There were only a handful of people under age 50 at Hardy's funeral, held at the Rose of Sharon Community Church in Plainfield, N.J. Absent was the younger generation of journalists who have been beneficiaries of Hardy's courage. Of the four plaintiffs, the only survivor is Vaughan. Hardy had been out of the business for years, in no small measure part of the price this David paid for taking on that media Goliath.

Pamela Newkirk, a professor of journalism at New York University who wrote about the case and the plaintiffs in her 2000 book, Within the Veil: Black Journalists, White Media, described the suit as "a balm for the spirit. It defied the normal script. It took the long and sordid secret of newsroom racial bias out of the closet. It meant a lot to see these four courageous people fight, not just for themselves, but for far more than their own individual advancement, and for that we all owe them."

Advertisement

Sadly, with the shrinking of traditional journalism, there are fewer jobs, and dramatically fewer black journalists working in the industry. Indications are that the Internet is more segregated than legacy media. "The media battles have shifted. Traditional media has shrunk drastically," said Wayne Dawkins, a journalism professor at Hampton University and the author of several books on 20th-century black journalists. "Leading Internet companies that replaced them are willfully excluding journalists of color; managements resist showing their hiring numbers, and then they protest when we expose their whitewashes."

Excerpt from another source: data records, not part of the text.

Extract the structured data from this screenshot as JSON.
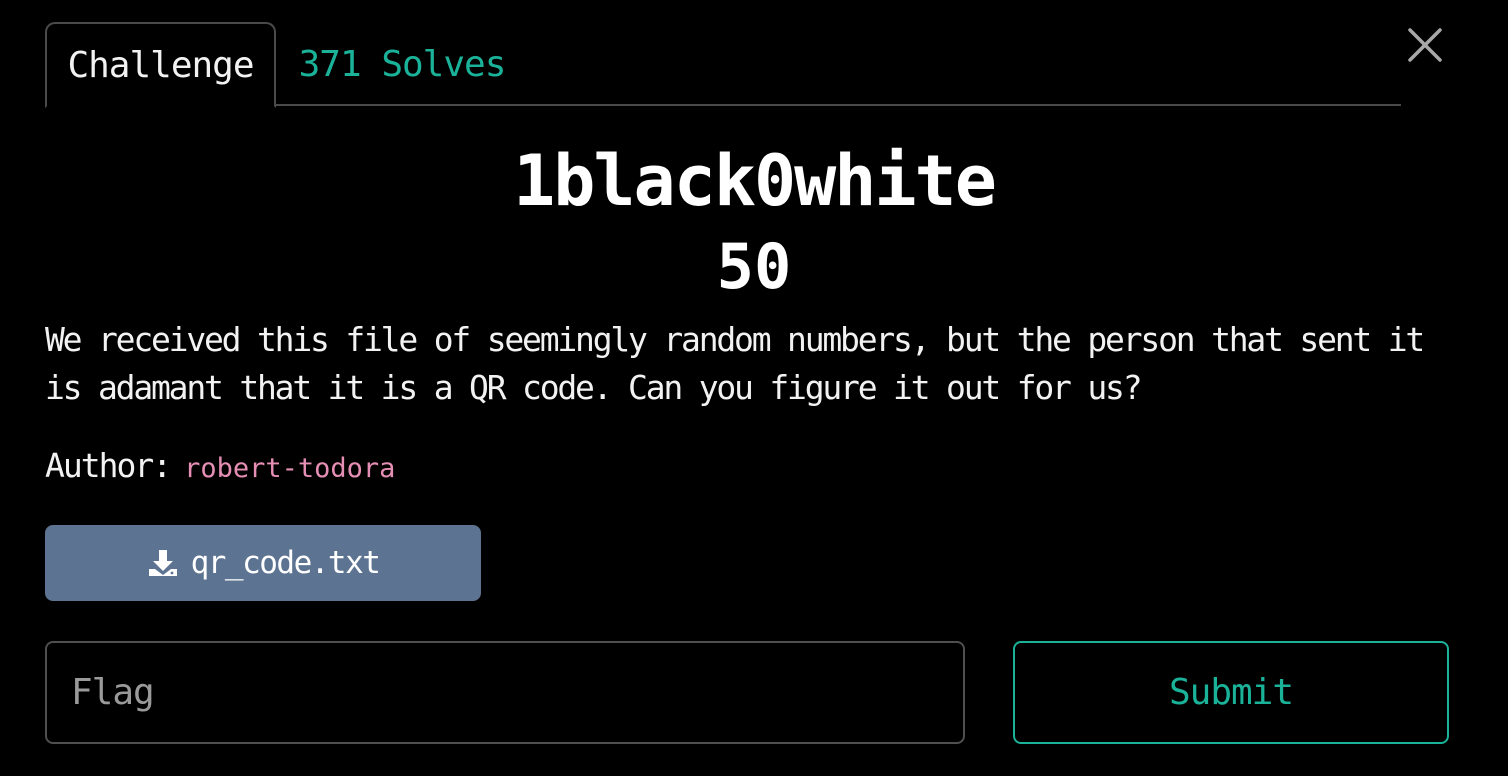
{
  "tabs": [
    {
      "label": "Challenge",
      "active": true
    },
    {
      "label": "371 Solves",
      "active": false
    }
  ],
  "close": {
    "icon": "close-icon"
  },
  "challenge": {
    "name": "1black0white",
    "value": "50",
    "description": "We received this file of seemingly random numbers, but the person that sent it is adamant that it is a QR code. Can you figure it out for us?",
    "author_label": "Author:",
    "author": "robert-todora"
  },
  "file": {
    "label": "qr_code.txt",
    "icon": "download-icon"
  },
  "flag": {
    "placeholder": "Flag",
    "value": ""
  },
  "submit": {
    "label": "Submit"
  },
  "colors": {
    "background": "#000000",
    "accent": "#1ab39a",
    "author": "#e58fb4",
    "download_button": "#5c7391",
    "border": "#4a4a4a"
  }
}
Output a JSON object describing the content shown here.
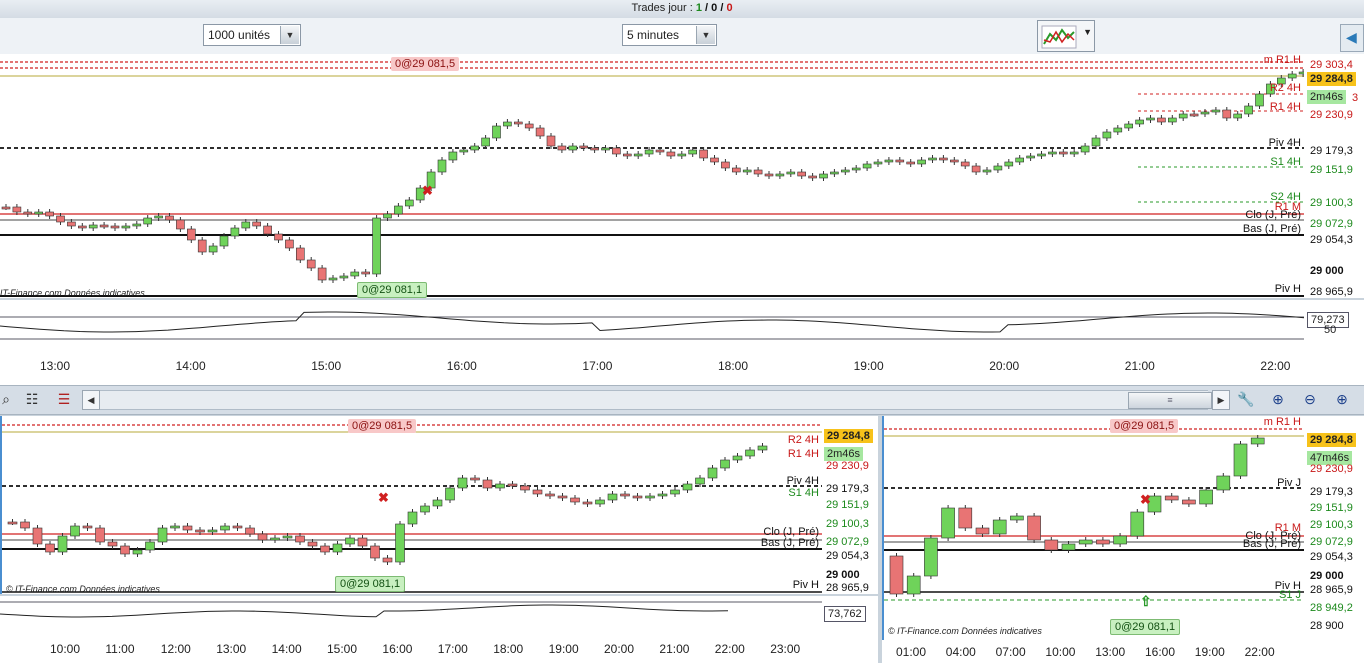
{
  "header": {
    "trades_label": "Trades jour : ",
    "trades_win": "1",
    "trades_sep1": " / ",
    "trades_neutral": "0",
    "trades_sep2": " / ",
    "trades_loss": "0"
  },
  "toolbar": {
    "quantity_value": "1000 unités",
    "timeframe_value": "5 minutes"
  },
  "main_chart": {
    "order_tag_top": "0@29 081,5",
    "order_tag_bottom": "0@29 081,1",
    "copyright": "IT-Finance.com  Données indicatives",
    "price_badge": "29 284,8",
    "countdown": "2m46s",
    "price_labels": [
      "29 303,4",
      "29 230,9",
      "29 179,3",
      "29 151,9",
      "29 100,3",
      "29 072,9",
      "29 054,3",
      "29 000",
      "28 965,9"
    ],
    "level_labels": [
      "m R1 H",
      "R2 4H",
      "R1 4H",
      "Piv 4H",
      "S1 4H",
      "S2 4H",
      "R1 M",
      "Clo (J, Pré)",
      "Bas (J, Pré)",
      "Piv H"
    ],
    "countdown_suffix": "3",
    "osc_value": "79,273",
    "osc_level": "50",
    "time_labels": [
      "13:00",
      "14:00",
      "15:00",
      "16:00",
      "17:00",
      "18:00",
      "19:00",
      "20:00",
      "21:00",
      "22:00"
    ]
  },
  "bottom_left": {
    "order_tag_top": "0@29 081,5",
    "order_tag_bottom": "0@29 081,1",
    "copyright": "© IT-Finance.com  Données indicatives",
    "price_badge": "29 284,8",
    "countdown": "2m46s",
    "price_labels": [
      "29 230,9",
      "29 179,3",
      "29 151,9",
      "29 100,3",
      "29 072,9",
      "29 054,3",
      "29 000",
      "28 965,9"
    ],
    "level_labels": [
      "R2 4H",
      "R1 4H",
      "Piv 4H",
      "S1 4H",
      "Clo (J, Pré)",
      "Bas (J, Pré)",
      "Piv H"
    ],
    "osc_value": "73,762",
    "time_labels": [
      "10:00",
      "11:00",
      "12:00",
      "13:00",
      "14:00",
      "15:00",
      "16:00",
      "17:00",
      "18:00",
      "19:00",
      "20:00",
      "21:00",
      "22:00",
      "23:00"
    ]
  },
  "bottom_right": {
    "order_tag_top": "0@29 081,5",
    "order_tag_bottom": "0@29 081,1",
    "copyright": "© IT-Finance.com  Données indicatives",
    "price_badge": "29 284,8",
    "countdown": "47m46s",
    "price_labels": [
      "29 230,9",
      "29 179,3",
      "29 151,9",
      "29 100,3",
      "29 072,9",
      "29 054,3",
      "29 000",
      "28 965,9",
      "28 949,2",
      "28 900"
    ],
    "level_labels": [
      "m R1 H",
      "Piv J",
      "R1 M",
      "Clo (J, Pré)",
      "Bas (J, Pré)",
      "Piv H",
      "S1 J"
    ],
    "time_labels": [
      "01:00",
      "04:00",
      "07:00",
      "10:00",
      "13:00",
      "16:00",
      "19:00",
      "22:00"
    ]
  },
  "colors": {
    "bull": "#6fd35a",
    "bear": "#e87474",
    "resistance": "#d02020",
    "support": "#2a9a2a",
    "badge": "#f7c21a"
  },
  "icons": [
    "indicator-icon",
    "chevron-down-icon",
    "wrench-icon",
    "zoom-fit-icon",
    "zoom-out-icon",
    "zoom-in-icon",
    "scroll-left-icon",
    "scroll-right-icon"
  ]
}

Newkirk recalled that Hardy called her up after he read her book. "David resisted the characterization of him and the three other plaintiffs as tragic heroes, but in the end it's kind of hard to get away from the toll that it took on them," she said. "Their lives, their careers, were never the same. There was no Hollywood ending. There were no book deals, there were no movie deals, there were none of the things that should come to heroes. When you speak out, you're kind of alone.”

She added, "What's sad is that the poster children for black journalists are Janet Cooke and Jayson Blair, when they should be David Hardy and Ida B. Wells." Hardy's passing, besides being a great loss to his family and friends, reminds us that unless we choose our memories and our heroes, they will be chosen for us. As Causewell Vaughan said simply, "Every time a person of color breaks through that glass ceiling in journalism, they have David Hardy to thank.”

Jill Nelson is a New York-based writer.